=== Begin Enclosure ===
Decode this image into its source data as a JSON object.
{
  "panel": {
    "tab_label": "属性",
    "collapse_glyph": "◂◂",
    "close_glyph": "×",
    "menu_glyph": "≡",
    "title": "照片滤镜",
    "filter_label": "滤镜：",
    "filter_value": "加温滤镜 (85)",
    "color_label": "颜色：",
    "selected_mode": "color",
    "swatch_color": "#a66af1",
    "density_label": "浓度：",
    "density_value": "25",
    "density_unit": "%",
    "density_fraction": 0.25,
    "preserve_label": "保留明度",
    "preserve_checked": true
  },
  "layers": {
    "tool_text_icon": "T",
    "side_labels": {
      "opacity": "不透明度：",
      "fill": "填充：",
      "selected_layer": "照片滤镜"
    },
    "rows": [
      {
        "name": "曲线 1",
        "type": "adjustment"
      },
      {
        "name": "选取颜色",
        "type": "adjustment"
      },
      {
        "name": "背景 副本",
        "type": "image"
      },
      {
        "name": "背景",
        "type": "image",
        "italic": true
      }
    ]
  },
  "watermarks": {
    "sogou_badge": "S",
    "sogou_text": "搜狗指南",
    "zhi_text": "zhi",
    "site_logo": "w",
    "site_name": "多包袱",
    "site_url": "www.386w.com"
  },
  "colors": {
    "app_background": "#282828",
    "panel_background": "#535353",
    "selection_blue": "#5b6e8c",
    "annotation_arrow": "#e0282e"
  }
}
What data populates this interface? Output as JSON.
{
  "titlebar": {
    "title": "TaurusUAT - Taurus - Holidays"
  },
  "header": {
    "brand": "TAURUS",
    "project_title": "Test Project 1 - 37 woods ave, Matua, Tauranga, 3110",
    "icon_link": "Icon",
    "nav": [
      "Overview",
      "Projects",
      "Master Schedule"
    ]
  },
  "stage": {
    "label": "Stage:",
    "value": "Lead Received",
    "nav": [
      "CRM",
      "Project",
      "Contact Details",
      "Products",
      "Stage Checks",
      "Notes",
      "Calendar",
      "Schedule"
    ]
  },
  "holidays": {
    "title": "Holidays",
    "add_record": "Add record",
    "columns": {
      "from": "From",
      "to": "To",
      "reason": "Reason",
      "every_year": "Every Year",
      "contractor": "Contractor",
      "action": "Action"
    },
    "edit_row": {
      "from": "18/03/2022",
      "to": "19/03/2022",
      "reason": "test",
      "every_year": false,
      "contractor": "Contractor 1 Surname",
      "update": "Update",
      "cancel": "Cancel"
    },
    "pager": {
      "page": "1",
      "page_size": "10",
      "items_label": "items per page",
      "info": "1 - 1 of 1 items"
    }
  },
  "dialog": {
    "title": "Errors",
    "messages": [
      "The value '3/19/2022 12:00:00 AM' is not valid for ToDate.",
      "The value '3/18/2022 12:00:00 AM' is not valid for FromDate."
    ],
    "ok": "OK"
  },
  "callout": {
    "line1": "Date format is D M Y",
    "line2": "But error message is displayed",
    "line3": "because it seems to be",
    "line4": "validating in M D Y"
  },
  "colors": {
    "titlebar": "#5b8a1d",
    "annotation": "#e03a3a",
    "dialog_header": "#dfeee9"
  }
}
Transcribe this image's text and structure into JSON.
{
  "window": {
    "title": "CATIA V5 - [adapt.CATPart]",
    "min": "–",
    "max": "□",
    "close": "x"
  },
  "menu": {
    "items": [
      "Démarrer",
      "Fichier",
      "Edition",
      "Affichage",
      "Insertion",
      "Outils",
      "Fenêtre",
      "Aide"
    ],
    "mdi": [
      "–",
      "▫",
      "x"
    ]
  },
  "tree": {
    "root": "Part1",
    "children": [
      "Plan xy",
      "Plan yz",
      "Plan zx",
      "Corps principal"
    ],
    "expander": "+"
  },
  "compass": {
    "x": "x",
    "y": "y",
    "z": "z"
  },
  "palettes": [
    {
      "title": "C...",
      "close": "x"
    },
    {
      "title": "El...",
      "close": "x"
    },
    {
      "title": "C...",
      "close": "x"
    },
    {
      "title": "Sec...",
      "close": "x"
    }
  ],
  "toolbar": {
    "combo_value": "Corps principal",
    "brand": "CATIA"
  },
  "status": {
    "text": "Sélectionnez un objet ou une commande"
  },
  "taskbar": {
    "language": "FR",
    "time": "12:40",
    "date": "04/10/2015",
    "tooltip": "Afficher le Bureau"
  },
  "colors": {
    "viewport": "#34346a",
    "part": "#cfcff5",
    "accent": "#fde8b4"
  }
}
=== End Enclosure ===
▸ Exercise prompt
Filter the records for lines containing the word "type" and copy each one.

▸ Reply to the exercise
        "type": "adjustment"
        "type": "adjustment"
        "type": "image"
        "type": "image",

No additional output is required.